A disadvantage of Eurobonds is that they usually have lower rates of return (i.e. conservative returns for an investor) than other investments that are considered riskier. Further, in recessions, some Eurobonds have also been known to have issued a negative rate of return to investors.

Eurobonds are usually bearer bonds i.e. holders of such bonds do not have to disclose who they are, in order to receive interest and capital from investing in such bonds. The only requirement is that holders of such bonds must have the same in their possession.

An attractive feature about Eurobonds is that interest on such bonds is paid without any deduction of tax i.e. it is paid gross, rather than being subject to an interest withholding tax (such as in the case of most domestic bonds).

The organization, International Capital Markets Association, a self-regulatory body, does impose certain rules, restrictions, and standardized procedures on the issuing and trading of Eurobonds. These remain outside the purview of official regulation of the country of the currency in which they are denominated.

Eurobonds – Zero Coupon and Floating Rate Eurobonds

Given below is a workout of a zero-coupon Eurobond. These are usually sold at a deep discount to the face (or par) value and there are no scheduled periodic interest payments.

In this example, the 3 Eurobonds were issued by Company A and Company B (denominated in US dollars and issued in the UK), and a floating rate Eurobond issued by Company C (denominated in US dollars and issued in the UK).

In the workout, the compounded annual interest yield has been computed for each of the zero-coupon bonds. The formula for the same is:

Compounded Interest Annual Interest Yield = (Face Value / Issue Price) ^ (1 / Years To Maturity) – 1

In Excel, there is a function known as ‘Rate’, through which this yield has been calculated in the workout. Further, in Excel, the issue price is expressed as a negative number. Whether you use the formula, or the ‘Rate’ function in Excel, you should get the same answer.

The floating rate Eurobond (denominated in US dollars and issued in the UK) where the interest paid by the issuer (Company C) for the first three months has been computed. In a floating rate Eurobond, the coupon or interest rate is reset at regular intervals – which is usually  3 months, 6 months, or one year. The interest rate is equal to LIBOR or a money market rate plus a ‘margin’ which is best described as the ‘additional’ yield that reflects the issuer’s creditworthiness.

The coupon rate paid in the first three months by Company C equals the LIBOR rate at the time this bond was offered to investors (in this instance, 3.1%) + the ‘margin’ (60 bps or 0.6%). Following the first three months, the interest rate on such bonds is periodically reset or updated at the end of a specified period (for example, at the end of 3 or 6 months) to reflect the current LIBOR rate (for example, the 3 or 6-month Libor Rate) for US dollars.

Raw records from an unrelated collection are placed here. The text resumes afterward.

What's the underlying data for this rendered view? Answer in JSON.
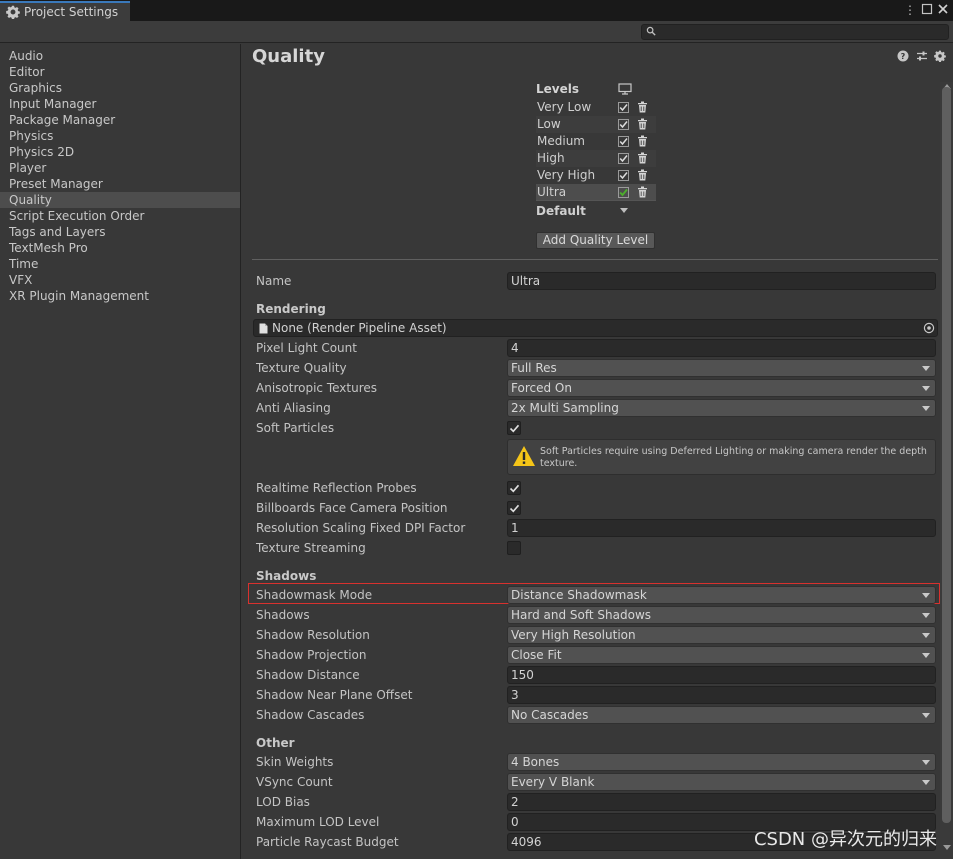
{
  "window": {
    "tab_title": "Project Settings",
    "tab_icon": "gear-icon",
    "menu_icon": "kebab-menu-icon",
    "maximize_icon": "maximize-icon",
    "close_icon": "close-icon"
  },
  "search": {
    "placeholder": "",
    "icon": "search-icon"
  },
  "sidebar": {
    "items": [
      {
        "label": "Audio"
      },
      {
        "label": "Editor"
      },
      {
        "label": "Graphics"
      },
      {
        "label": "Input Manager"
      },
      {
        "label": "Package Manager"
      },
      {
        "label": "Physics"
      },
      {
        "label": "Physics 2D"
      },
      {
        "label": "Player"
      },
      {
        "label": "Preset Manager"
      },
      {
        "label": "Quality",
        "selected": true
      },
      {
        "label": "Script Execution Order"
      },
      {
        "label": "Tags and Layers"
      },
      {
        "label": "TextMesh Pro"
      },
      {
        "label": "Time"
      },
      {
        "label": "VFX"
      },
      {
        "label": "XR Plugin Management"
      }
    ]
  },
  "main": {
    "title": "Quality",
    "header_icons": [
      "help-icon",
      "presets-icon",
      "settings-icon"
    ],
    "levels": {
      "title": "Levels",
      "rows": [
        {
          "name": "Very Low",
          "checked": true
        },
        {
          "name": "Low",
          "checked": true
        },
        {
          "name": "Medium",
          "checked": true
        },
        {
          "name": "High",
          "checked": true
        },
        {
          "name": "Very High",
          "checked": true
        },
        {
          "name": "Ultra",
          "checked": true,
          "selected": true
        }
      ],
      "default_label": "Default",
      "add_button": "Add Quality Level"
    },
    "name": {
      "label": "Name",
      "value": "Ultra"
    },
    "rendering": {
      "header": "Rendering",
      "pipeline_asset": "None (Render Pipeline Asset)",
      "pixel_light_count": {
        "label": "Pixel Light Count",
        "value": "4"
      },
      "texture_quality": {
        "label": "Texture Quality",
        "value": "Full Res"
      },
      "anisotropic_textures": {
        "label": "Anisotropic Textures",
        "value": "Forced On"
      },
      "anti_aliasing": {
        "label": "Anti Aliasing",
        "value": "2x Multi Sampling"
      },
      "soft_particles": {
        "label": "Soft Particles",
        "checked": true
      },
      "soft_particles_warning": "Soft Particles require using Deferred Lighting or making camera render the depth texture.",
      "realtime_reflection_probes": {
        "label": "Realtime Reflection Probes",
        "checked": true
      },
      "billboards_face_camera": {
        "label": "Billboards Face Camera Position",
        "checked": true
      },
      "resolution_scaling_dpi": {
        "label": "Resolution Scaling Fixed DPI Factor",
        "value": "1"
      },
      "texture_streaming": {
        "label": "Texture Streaming",
        "checked": false
      }
    },
    "shadows": {
      "header": "Shadows",
      "shadowmask_mode": {
        "label": "Shadowmask Mode",
        "value": "Distance Shadowmask"
      },
      "shadows": {
        "label": "Shadows",
        "value": "Hard and Soft Shadows"
      },
      "shadow_resolution": {
        "label": "Shadow Resolution",
        "value": "Very High Resolution"
      },
      "shadow_projection": {
        "label": "Shadow Projection",
        "value": "Close Fit"
      },
      "shadow_distance": {
        "label": "Shadow Distance",
        "value": "150"
      },
      "shadow_near_plane_offset": {
        "label": "Shadow Near Plane Offset",
        "value": "3"
      },
      "shadow_cascades": {
        "label": "Shadow Cascades",
        "value": "No Cascades"
      }
    },
    "other": {
      "header": "Other",
      "skin_weights": {
        "label": "Skin Weights",
        "value": "4 Bones"
      },
      "vsync_count": {
        "label": "VSync Count",
        "value": "Every V Blank"
      },
      "lod_bias": {
        "label": "LOD Bias",
        "value": "2"
      },
      "max_lod_level": {
        "label": "Maximum LOD Level",
        "value": "0"
      },
      "particle_raycast_budget": {
        "label": "Particle Raycast Budget",
        "value": "4096"
      }
    }
  },
  "watermark": "CSDN @异次元的归来",
  "colors": {
    "highlight_border": "#d8312e",
    "selected_check": "#4caf2b",
    "warning_yellow": "#f5c518"
  }
}
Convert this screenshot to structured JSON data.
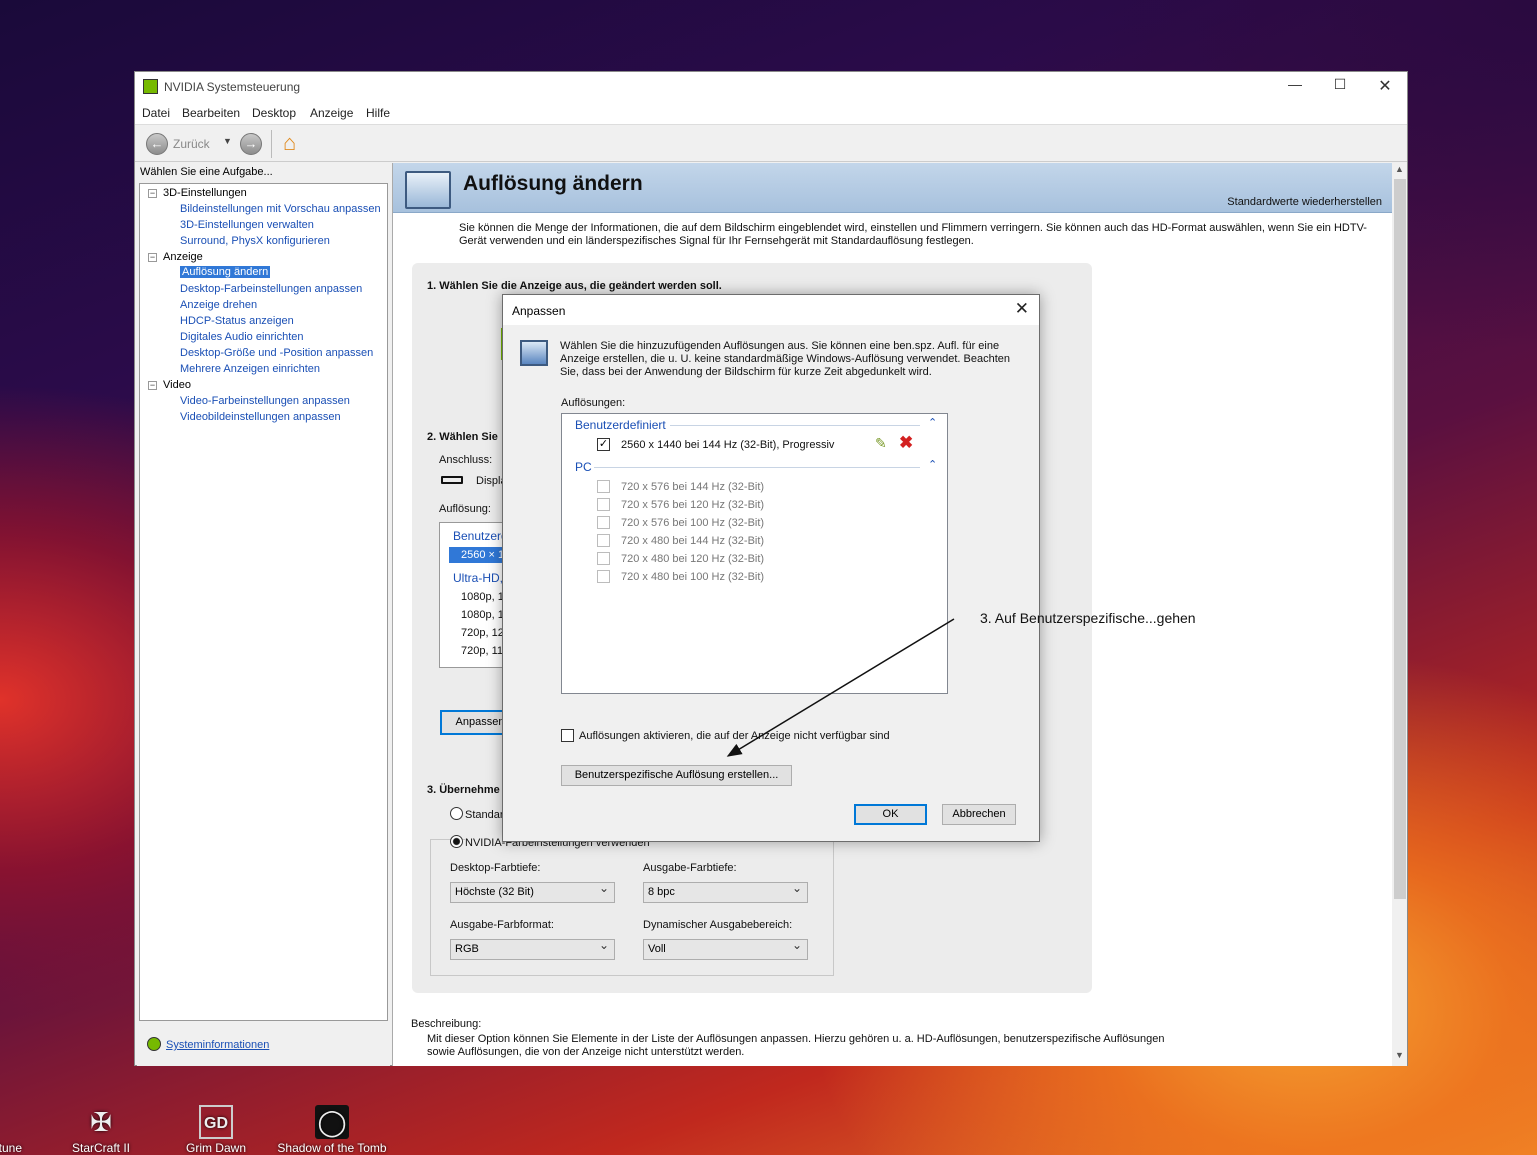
{
  "desktop": {
    "icons": [
      {
        "label": "ortune"
      },
      {
        "label": "StarCraft II"
      },
      {
        "label": "Grim Dawn"
      },
      {
        "label": "Shadow of the Tomb"
      }
    ]
  },
  "window": {
    "title": "NVIDIA Systemsteuerung",
    "menu": [
      "Datei",
      "Bearbeiten",
      "Desktop",
      "Anzeige",
      "Hilfe"
    ],
    "toolbar": {
      "back_label": "Zurück"
    }
  },
  "sidebar": {
    "heading": "Wählen Sie eine Aufgabe...",
    "groups": [
      {
        "label": "3D-Einstellungen",
        "items": [
          "Bildeinstellungen mit Vorschau anpassen",
          "3D-Einstellungen verwalten",
          "Surround, PhysX konfigurieren"
        ]
      },
      {
        "label": "Anzeige",
        "items": [
          "Auflösung ändern",
          "Desktop-Farbeinstellungen anpassen",
          "Anzeige drehen",
          "HDCP-Status anzeigen",
          "Digitales Audio einrichten",
          "Desktop-Größe und -Position anpassen",
          "Mehrere Anzeigen einrichten"
        ]
      },
      {
        "label": "Video",
        "items": [
          "Video-Farbeinstellungen anpassen",
          "Videobildeinstellungen anpassen"
        ]
      }
    ],
    "footer_link": "Systeminformationen"
  },
  "page": {
    "title": "Auflösung ändern",
    "restore_link": "Standardwerte wiederherstellen",
    "intro": "Sie können die Menge der Informationen, die auf dem Bildschirm eingeblendet wird, einstellen und Flimmern verringern. Sie können auch das HD-Format auswählen, wenn Sie ein HDTV-Gerät verwenden und ein länderspezifisches Signal für Ihr Fernsehgerät mit Standardauflösung festlegen.",
    "step1": "1. Wählen Sie die Anzeige aus, die geändert werden soll.",
    "step2": "2. Wählen Sie",
    "connection_label": "Anschluss:",
    "connection_value": "Displa",
    "resolution_label": "Auflösung:",
    "res_list": {
      "group1": "Benutzerd",
      "selected": "2560 × 1",
      "group2": "Ultra-HD,",
      "items": [
        "1080p, 1",
        "1080p, 1",
        "720p, 12",
        "720p, 11"
      ]
    },
    "customize_button": "Anpassen",
    "step3": "3. Übernehme",
    "radio_default": "Standar",
    "radio_nvidia": "NVIDIA-Farbeinstellungen verwenden",
    "desktop_depth_label": "Desktop-Farbtiefe:",
    "desktop_depth_value": "Höchste (32 Bit)",
    "output_depth_label": "Ausgabe-Farbtiefe:",
    "output_depth_value": "8 bpc",
    "output_format_label": "Ausgabe-Farbformat:",
    "output_format_value": "RGB",
    "dynamic_range_label": "Dynamischer Ausgabebereich:",
    "dynamic_range_value": "Voll",
    "description_label": "Beschreibung:",
    "description_text": "Mit dieser Option können Sie Elemente in der Liste der Auflösungen anpassen. Hierzu gehören u. a. HD-Auflösungen, benutzerspezifische Auflösungen sowie Auflösungen, die von der Anzeige nicht unterstützt werden."
  },
  "dialog": {
    "title": "Anpassen",
    "intro": "Wählen Sie die hinzuzufügenden Auflösungen aus. Sie können eine ben.spz. Aufl. für eine Anzeige erstellen, die u. U. keine standardmäßige Windows-Auflösung verwendet. Beachten Sie, dass bei der Anwendung der Bildschirm für kurze Zeit abgedunkelt wird.",
    "list_label": "Auflösungen:",
    "custom_group": "Benutzerdefiniert",
    "custom_item": "2560 x 1440 bei 144 Hz (32-Bit), Progressiv",
    "pc_group": "PC",
    "pc_items": [
      "720 x 576 bei 144 Hz (32-Bit)",
      "720 x 576 bei 120 Hz (32-Bit)",
      "720 x 576 bei 100 Hz (32-Bit)",
      "720 x 480 bei 144 Hz (32-Bit)",
      "720 x 480 bei 120 Hz (32-Bit)",
      "720 x 480 bei 100 Hz (32-Bit)"
    ],
    "enable_checkbox": "Auflösungen aktivieren, die auf der Anzeige nicht verfügbar sind",
    "create_button": "Benutzerspezifische Auflösung erstellen...",
    "ok": "OK",
    "cancel": "Abbrechen"
  },
  "annotation": "3. Auf Benutzerspezifische...gehen",
  "colors": {
    "accent": "#0078d7",
    "link": "#1a4fb5",
    "nvidia_green": "#76b900",
    "delete_red": "#d32020"
  }
}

Thus we can calculate the compound annual interest yield for each Eurobond.

Interest yield on a zero-coupon Eurobond and interest paid on a floating rate Eurobond
Company A – Issued a Zero Coupon Eurobond in June 2020
Amount (US$, Million) 100
Maturity (Years) 3
Issue Price (US$) -70
Face Value (US$) 100
Compounded Annual Interest Yield (%) 12.62% =RATE(C7,,C8,C6)
Company B – Issued a Zero Coupon Bond in December 2020
Amount (US$, Million) 150
Maturity (Years) 10
Issue Price (US$) -100
Face Value (US$) 150
Compounded Annual Interest Yield (%) 4.14% =RATE(C13, ,C14,C15)
Company C – Issued a Floating Rate Eurobond in June 2020
Amount (US$, Million) 1,000
Maturity (Years) 5
Issue Price (US$) 99.9
Coupon or Interest Rate (%) 6-month LIBOR + 60 bps payable quarterly
6 Month Libor rate (%) – at the time this bond was offered 3.1
Margin (%) i.e. 60 bps 0.6
Company C paid interest (for the first three months i.e. first quarter) at an annual rate of 3.70 =(C22+C23)